### Problem
Output every record below exactly as it appears.

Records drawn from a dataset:
# # # #
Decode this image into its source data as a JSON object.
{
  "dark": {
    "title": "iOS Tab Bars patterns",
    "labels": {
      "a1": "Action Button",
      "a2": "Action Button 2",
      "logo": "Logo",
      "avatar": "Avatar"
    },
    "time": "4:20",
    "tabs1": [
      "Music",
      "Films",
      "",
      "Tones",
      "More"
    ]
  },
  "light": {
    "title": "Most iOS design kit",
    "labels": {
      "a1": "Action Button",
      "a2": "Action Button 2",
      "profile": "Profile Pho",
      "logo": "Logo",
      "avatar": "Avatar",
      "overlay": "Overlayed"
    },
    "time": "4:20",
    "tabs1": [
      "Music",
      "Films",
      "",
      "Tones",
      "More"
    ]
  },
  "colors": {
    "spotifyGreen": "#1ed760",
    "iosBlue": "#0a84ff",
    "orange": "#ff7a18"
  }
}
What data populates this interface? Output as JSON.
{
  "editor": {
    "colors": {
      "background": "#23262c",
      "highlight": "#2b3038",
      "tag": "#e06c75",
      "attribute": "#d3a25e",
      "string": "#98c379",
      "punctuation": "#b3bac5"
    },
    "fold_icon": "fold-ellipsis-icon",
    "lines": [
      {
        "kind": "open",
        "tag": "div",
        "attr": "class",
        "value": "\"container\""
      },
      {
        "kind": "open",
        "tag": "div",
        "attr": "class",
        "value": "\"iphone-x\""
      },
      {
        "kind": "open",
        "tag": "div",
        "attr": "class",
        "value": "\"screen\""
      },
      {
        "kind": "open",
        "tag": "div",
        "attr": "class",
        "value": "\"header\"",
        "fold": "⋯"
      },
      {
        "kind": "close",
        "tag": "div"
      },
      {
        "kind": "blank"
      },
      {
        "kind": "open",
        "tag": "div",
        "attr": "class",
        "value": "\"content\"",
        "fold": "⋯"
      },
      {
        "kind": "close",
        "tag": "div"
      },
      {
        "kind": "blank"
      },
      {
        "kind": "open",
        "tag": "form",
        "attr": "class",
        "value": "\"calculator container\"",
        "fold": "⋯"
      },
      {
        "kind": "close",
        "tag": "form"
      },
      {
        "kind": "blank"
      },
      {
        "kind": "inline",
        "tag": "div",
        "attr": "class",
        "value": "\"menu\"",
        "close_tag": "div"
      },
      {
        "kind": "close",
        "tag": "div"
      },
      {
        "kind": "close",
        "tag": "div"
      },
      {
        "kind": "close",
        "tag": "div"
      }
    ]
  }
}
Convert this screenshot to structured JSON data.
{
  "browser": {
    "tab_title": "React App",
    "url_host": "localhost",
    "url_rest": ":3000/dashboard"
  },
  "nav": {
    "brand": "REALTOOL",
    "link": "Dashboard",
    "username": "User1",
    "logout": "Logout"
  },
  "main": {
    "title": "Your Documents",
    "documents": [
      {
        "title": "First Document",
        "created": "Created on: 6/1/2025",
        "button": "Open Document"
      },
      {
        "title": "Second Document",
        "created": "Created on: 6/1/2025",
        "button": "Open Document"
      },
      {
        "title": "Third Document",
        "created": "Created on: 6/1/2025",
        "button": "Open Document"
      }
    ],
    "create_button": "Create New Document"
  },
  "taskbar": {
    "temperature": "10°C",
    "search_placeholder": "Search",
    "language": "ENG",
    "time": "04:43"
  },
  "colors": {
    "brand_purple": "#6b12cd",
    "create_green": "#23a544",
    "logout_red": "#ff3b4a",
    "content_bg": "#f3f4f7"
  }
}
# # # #
### Output of the task
Decode this image into its source data as a JSON object.
{
  "dark": {
    "title": "iOS Tab Bars patterns",
    "labels": {
      "a1": "Action Button",
      "a2": "Action Button 2",
      "logo": "Logo",
      "avatar": "Avatar"
    },
    "time": "4:20",
    "tabs1": [
      "Music",
      "Films",
      "",
      "Tones",
      "More"
    ]
  },
  "light": {
    "title": "Most iOS design kit",
    "labels": {
      "a1": "Action Button",
      "a2": "Action Button 2",
      "profile": "Profile Pho",
      "logo": "Logo",
      "avatar": "Avatar",
      "overlay": "Overlayed"
    },
    "time": "4:20",
    "tabs1": [
      "Music",
      "Films",
      "",
      "Tones",
      "More"
    ]
  },
  "colors": {
    "spotifyGreen": "#1ed760",
    "iosBlue": "#0a84ff",
    "orange": "#ff7a18"
  }
}
What data populates this interface? Output as JSON.
{
  "editor": {
    "colors": {
      "background": "#23262c",
      "highlight": "#2b3038",
      "tag": "#e06c75",
      "attribute": "#d3a25e",
      "string": "#98c379",
      "punctuation": "#b3bac5"
    },
    "fold_icon": "fold-ellipsis-icon",
    "lines": [
      {
        "kind": "open",
        "tag": "div",
        "attr": "class",
        "value": "\"container\""
      },
      {
        "kind": "open",
        "tag": "div",
        "attr": "class",
        "value": "\"iphone-x\""
      },
      {
        "kind": "open",
        "tag": "div",
        "attr": "class",
        "value": "\"screen\""
      },
      {
        "kind": "open",
        "tag": "div",
        "attr": "class",
        "value": "\"header\"",
        "fold": "⋯"
      },
      {
        "kind": "close",
        "tag": "div"
      },
      {
        "kind": "blank"
      },
      {
        "kind": "open",
        "tag": "div",
        "attr": "class",
        "value": "\"content\"",
        "fold": "⋯"
      },
      {
        "kind": "close",
        "tag": "div"
      },
      {
        "kind": "blank"
      },
      {
        "kind": "open",
        "tag": "form",
        "attr": "class",
        "value": "\"calculator container\"",
        "fold": "⋯"
      },
      {
        "kind": "close",
        "tag": "form"
      },
      {
        "kind": "blank"
      },
      {
        "kind": "inline",
        "tag": "div",
        "attr": "class",
        "value": "\"menu\"",
        "close_tag": "div"
      },
      {
        "kind": "close",
        "tag": "div"
      },
      {
        "kind": "close",
        "tag": "div"
      },
      {
        "kind": "close",
        "tag": "div"
      }
    ]
  }
}
Convert this screenshot to structured JSON data.
{
  "browser": {
    "tab_title": "React App",
    "url_host": "localhost",
    "url_rest": ":3000/dashboard"
  },
  "nav": {
    "brand": "REALTOOL",
    "link": "Dashboard",
    "username": "User1",
    "logout": "Logout"
  },
  "main": {
    "title": "Your Documents",
    "documents": [
      {
        "title": "First Document",
        "created": "Created on: 6/1/2025",
        "button": "Open Document"
      },
      {
        "title": "Second Document",
        "created": "Created on: 6/1/2025",
        "button": "Open Document"
      },
      {
        "title": "Third Document",
        "created": "Created on: 6/1/2025",
        "button": "Open Document"
      }
    ],
    "create_button": "Create New Document"
  },
  "taskbar": {
    "temperature": "10°C",
    "search_placeholder": "Search",
    "language": "ENG",
    "time": "04:43"
  },
  "colors": {
    "brand_purple": "#6b12cd",
    "create_green": "#23a544",
    "logout_red": "#ff3b4a",
    "content_bg": "#f3f4f7"
  }
}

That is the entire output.